A recent rule enacted to give claims of elder abuse the ability to be heard in court rather than being relegated to arbitration has recently met a wall in the form of a ruling by a U.S. district court judge.
Rule That Gave Victims of Nursing Abuse Their Day in Court
In late September, the Centers for Medicare and Medicaid Services (CMS) passed a rule that actually prohibited nursing homes that receive federal funding from requiring residents to resolve disputes in arbitration rather than in the courtroom.
The relegating of disputes to arbitration often came as a shock to those claiming elder abuse because of many nursing homes actually suppressed policies about disputes going to arbitration in mounds of admissions paperwork and in small print.
If the admissions papers were signed, any future claims of abuse were automatically sent to arbitration.
Why is Arbitration Worse Than The Courtroom?
Essentially, arbitration was designed to offer a streamlined and cost-cutting option for settling legal issues. In arbitration, decisions are rarely made public.

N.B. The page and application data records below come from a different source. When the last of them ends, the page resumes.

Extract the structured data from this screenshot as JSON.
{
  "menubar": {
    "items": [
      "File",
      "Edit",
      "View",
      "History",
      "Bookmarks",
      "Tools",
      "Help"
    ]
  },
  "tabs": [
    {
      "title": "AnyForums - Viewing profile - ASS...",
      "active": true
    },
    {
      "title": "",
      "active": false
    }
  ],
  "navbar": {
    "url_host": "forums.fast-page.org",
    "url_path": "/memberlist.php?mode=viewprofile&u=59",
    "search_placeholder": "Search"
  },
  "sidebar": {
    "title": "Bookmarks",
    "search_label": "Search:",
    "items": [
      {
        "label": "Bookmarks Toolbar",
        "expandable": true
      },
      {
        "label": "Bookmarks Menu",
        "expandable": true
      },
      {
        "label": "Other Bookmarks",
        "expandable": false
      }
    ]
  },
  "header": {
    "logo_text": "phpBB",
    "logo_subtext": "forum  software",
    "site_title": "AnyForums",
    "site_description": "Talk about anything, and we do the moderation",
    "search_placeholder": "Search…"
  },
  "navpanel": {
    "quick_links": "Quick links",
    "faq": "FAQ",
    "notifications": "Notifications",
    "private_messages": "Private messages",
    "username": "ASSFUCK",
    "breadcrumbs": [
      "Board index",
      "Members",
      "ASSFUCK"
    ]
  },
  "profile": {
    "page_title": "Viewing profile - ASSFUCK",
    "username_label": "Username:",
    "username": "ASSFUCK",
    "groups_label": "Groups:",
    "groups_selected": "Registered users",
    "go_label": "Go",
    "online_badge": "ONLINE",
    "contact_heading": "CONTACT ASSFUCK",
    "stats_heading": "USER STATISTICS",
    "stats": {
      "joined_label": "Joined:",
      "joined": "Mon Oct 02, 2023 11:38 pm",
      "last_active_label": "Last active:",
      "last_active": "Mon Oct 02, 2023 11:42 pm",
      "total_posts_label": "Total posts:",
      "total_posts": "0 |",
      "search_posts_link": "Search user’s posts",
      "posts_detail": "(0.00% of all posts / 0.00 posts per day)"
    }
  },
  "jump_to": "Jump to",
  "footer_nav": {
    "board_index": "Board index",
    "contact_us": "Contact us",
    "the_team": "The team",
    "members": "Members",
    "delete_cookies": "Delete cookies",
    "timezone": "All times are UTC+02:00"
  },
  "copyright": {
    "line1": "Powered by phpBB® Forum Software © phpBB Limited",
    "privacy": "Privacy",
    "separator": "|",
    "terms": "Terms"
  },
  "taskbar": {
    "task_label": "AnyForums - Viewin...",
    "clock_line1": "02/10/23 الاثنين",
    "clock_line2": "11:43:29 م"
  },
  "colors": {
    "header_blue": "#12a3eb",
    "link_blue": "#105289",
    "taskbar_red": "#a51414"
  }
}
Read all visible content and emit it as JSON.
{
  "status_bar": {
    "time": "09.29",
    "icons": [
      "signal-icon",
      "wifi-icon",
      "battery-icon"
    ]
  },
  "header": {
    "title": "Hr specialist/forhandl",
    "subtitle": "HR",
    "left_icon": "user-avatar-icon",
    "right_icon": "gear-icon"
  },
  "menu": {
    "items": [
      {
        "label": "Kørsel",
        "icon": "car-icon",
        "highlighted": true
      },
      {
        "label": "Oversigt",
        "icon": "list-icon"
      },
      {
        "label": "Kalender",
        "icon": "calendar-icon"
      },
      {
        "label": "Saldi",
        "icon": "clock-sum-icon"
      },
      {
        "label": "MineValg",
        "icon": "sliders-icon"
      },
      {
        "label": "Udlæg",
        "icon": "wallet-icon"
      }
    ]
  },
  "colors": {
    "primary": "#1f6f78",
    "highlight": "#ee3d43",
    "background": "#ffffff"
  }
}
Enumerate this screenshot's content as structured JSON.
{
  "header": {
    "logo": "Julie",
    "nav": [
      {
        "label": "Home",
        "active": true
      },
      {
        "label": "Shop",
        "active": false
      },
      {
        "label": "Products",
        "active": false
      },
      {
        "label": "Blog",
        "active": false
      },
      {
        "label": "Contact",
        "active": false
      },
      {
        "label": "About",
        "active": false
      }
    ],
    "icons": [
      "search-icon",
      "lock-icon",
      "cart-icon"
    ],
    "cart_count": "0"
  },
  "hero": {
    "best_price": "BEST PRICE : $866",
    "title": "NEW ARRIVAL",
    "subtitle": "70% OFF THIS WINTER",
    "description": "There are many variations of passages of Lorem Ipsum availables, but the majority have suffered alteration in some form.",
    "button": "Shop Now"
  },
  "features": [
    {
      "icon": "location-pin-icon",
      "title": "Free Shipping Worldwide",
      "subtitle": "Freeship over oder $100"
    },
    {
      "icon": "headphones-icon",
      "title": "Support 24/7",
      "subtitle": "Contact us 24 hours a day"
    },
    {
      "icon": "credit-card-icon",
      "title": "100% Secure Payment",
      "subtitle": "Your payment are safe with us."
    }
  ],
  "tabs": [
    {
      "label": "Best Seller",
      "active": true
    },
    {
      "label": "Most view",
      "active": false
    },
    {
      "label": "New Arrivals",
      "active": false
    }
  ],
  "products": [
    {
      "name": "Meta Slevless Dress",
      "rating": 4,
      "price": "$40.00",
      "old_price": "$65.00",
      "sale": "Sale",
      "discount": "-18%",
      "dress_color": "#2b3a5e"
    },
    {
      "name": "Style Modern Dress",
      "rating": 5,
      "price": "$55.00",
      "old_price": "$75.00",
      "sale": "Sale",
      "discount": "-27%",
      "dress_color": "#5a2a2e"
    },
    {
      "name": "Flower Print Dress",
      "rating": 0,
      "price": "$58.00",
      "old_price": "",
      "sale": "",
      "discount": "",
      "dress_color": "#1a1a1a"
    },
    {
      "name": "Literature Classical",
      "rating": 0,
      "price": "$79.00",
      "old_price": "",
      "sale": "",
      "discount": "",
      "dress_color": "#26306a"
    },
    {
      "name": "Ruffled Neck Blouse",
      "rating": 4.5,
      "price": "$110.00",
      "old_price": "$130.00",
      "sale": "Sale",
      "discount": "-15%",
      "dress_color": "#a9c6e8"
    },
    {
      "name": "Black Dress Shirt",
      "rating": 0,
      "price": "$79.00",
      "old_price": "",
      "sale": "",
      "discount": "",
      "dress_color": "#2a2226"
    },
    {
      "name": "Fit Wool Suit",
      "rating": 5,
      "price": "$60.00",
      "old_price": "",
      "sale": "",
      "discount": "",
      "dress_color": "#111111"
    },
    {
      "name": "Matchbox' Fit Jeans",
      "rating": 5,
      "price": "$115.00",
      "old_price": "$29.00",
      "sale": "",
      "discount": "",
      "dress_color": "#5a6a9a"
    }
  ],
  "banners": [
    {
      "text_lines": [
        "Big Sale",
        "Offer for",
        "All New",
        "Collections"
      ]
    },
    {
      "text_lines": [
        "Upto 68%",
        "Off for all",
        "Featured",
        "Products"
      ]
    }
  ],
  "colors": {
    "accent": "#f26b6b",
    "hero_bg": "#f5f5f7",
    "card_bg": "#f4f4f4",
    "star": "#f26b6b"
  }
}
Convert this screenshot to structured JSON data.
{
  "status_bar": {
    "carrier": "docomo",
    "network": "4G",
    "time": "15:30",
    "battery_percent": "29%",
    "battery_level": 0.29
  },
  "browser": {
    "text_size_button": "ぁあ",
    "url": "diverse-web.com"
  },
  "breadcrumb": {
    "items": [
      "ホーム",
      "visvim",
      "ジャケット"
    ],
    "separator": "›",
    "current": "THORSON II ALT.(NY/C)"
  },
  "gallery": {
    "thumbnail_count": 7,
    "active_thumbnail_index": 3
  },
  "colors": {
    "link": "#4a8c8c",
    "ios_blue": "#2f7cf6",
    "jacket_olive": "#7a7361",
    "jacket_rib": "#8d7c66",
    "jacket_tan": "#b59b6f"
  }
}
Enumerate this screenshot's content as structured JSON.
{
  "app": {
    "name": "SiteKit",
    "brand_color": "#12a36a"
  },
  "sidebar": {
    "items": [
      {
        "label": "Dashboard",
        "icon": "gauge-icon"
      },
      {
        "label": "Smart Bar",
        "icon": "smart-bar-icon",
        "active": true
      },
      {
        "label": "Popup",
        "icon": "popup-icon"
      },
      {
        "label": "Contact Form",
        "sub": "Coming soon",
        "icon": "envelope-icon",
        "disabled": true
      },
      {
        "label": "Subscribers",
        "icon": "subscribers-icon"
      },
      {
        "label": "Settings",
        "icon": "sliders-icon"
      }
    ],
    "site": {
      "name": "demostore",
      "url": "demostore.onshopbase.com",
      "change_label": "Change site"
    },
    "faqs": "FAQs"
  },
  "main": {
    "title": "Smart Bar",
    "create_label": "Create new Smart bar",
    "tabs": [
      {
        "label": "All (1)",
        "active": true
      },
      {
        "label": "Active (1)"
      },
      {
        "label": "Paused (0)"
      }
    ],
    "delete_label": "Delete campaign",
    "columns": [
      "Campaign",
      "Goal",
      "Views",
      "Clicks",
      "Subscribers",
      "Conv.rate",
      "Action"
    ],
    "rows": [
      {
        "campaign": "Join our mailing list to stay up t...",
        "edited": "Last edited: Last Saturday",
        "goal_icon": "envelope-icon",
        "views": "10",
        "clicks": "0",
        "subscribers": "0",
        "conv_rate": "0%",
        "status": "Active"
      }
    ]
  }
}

While both parties in a matter being settled in a courtroom have absolutely no input on who the assigned judge will be for their case, in arbitration they can select an arbiter from a pool of candidates.
Other differences between the two include:
- Arbitration being a relatively quicker process than litigation
- Both sides can be represented by attorneys during arbitration but their roles are very limited
- There’s no opportunity to appeal during arbitration
U.S. District Judge Blocks Rule; Says Make it Legal
In early November, U.S. District Court Judge Michael Mills of Mississippi said that the rule actually went beyond the CMS’s authority.
That’s not to say that he is against the rule, though. In his November 7 order, he said that the rule did appear to be based on “sound public policy.”
Judge Mills went on to write that nursing home residents with conditions like dementia do not have the ability to fully understand what an arbitration agreement includes.
He further wrote that the U.S. Congress has the ultimate authority to determine if arbitration documents need to be a part of the nursing home admissions process.
In other words, if the CMS wants their rule to stick, they’re going to have to jump through a few more legislative hoops to get it done.
If You Suspect Someone of Being a Victim of Elder Abuse, Call The Fitzgerald Law Firm
We’ll keep an eye on how the CMS attempts to get congressional approval for their rule.
Elder abuse can come in various forms, including physical and emotional abuse, sexual abuse, abandonment, and neglect. If someone you know has been a victim of elder abuse, get in touch with us here at The Fitzgerald Law Firm.
There’s never a charge for the first consultation, so call us at 800-323-9900.